_ACTIVITY_
Every entry is to be written out word for word.

---------- EXTRACTED ENTRIES ----------

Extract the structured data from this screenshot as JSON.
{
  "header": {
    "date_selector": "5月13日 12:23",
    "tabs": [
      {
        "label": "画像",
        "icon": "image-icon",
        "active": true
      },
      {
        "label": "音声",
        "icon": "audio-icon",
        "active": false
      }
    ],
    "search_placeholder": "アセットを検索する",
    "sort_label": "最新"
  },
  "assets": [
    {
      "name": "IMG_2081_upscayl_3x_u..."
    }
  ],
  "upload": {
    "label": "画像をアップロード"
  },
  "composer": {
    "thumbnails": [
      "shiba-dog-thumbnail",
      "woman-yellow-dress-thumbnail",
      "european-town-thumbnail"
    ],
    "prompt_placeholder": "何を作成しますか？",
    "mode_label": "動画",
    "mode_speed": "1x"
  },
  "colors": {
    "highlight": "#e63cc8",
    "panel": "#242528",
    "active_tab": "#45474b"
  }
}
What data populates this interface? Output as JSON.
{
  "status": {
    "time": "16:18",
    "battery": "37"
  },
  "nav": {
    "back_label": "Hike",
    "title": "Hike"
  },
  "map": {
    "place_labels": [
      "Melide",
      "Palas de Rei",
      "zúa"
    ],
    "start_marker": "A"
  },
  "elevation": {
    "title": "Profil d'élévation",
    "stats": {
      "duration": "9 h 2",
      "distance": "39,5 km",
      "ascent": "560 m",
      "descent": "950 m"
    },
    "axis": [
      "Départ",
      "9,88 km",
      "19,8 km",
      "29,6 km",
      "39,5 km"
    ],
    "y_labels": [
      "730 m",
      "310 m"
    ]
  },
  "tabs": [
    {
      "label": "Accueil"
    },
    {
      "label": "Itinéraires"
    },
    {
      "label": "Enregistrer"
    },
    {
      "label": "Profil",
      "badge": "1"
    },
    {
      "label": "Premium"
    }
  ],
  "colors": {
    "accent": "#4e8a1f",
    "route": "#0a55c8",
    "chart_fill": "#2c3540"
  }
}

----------

_WRITTEN RESPONSE_
Extract the structured data from this screenshot as JSON.
{
  "header": {
    "date_selector": "5月13日 12:23",
    "tabs": [
      {
        "label": "画像",
        "icon": "image-icon",
        "active": true
      },
      {
        "label": "音声",
        "icon": "audio-icon",
        "active": false
      }
    ],
    "search_placeholder": "アセットを検索する",
    "sort_label": "最新"
  },
  "assets": [
    {
      "name": "IMG_2081_upscayl_3x_u..."
    }
  ],
  "upload": {
    "label": "画像をアップロード"
  },
  "composer": {
    "thumbnails": [
      "shiba-dog-thumbnail",
      "woman-yellow-dress-thumbnail",
      "european-town-thumbnail"
    ],
    "prompt_placeholder": "何を作成しますか？",
    "mode_label": "動画",
    "mode_speed": "1x"
  },
  "colors": {
    "highlight": "#e63cc8",
    "panel": "#242528",
    "active_tab": "#45474b"
  }
}
What data populates this interface? Output as JSON.
{
  "status": {
    "time": "16:18",
    "battery": "37"
  },
  "nav": {
    "back_label": "Hike",
    "title": "Hike"
  },
  "map": {
    "place_labels": [
      "Melide",
      "Palas de Rei",
      "zúa"
    ],
    "start_marker": "A"
  },
  "elevation": {
    "title": "Profil d'élévation",
    "stats": {
      "duration": "9 h 2",
      "distance": "39,5 km",
      "ascent": "560 m",
      "descent": "950 m"
    },
    "axis": [
      "Départ",
      "9,88 km",
      "19,8 km",
      "29,6 km",
      "39,5 km"
    ],
    "y_labels": [
      "730 m",
      "310 m"
    ]
  },
  "tabs": [
    {
      "label": "Accueil"
    },
    {
      "label": "Itinéraires"
    },
    {
      "label": "Enregistrer"
    },
    {
      "label": "Profil",
      "badge": "1"
    },
    {
      "label": "Premium"
    }
  ],
  "colors": {
    "accent": "#4e8a1f",
    "route": "#0a55c8",
    "chart_fill": "#2c3540"
  }
}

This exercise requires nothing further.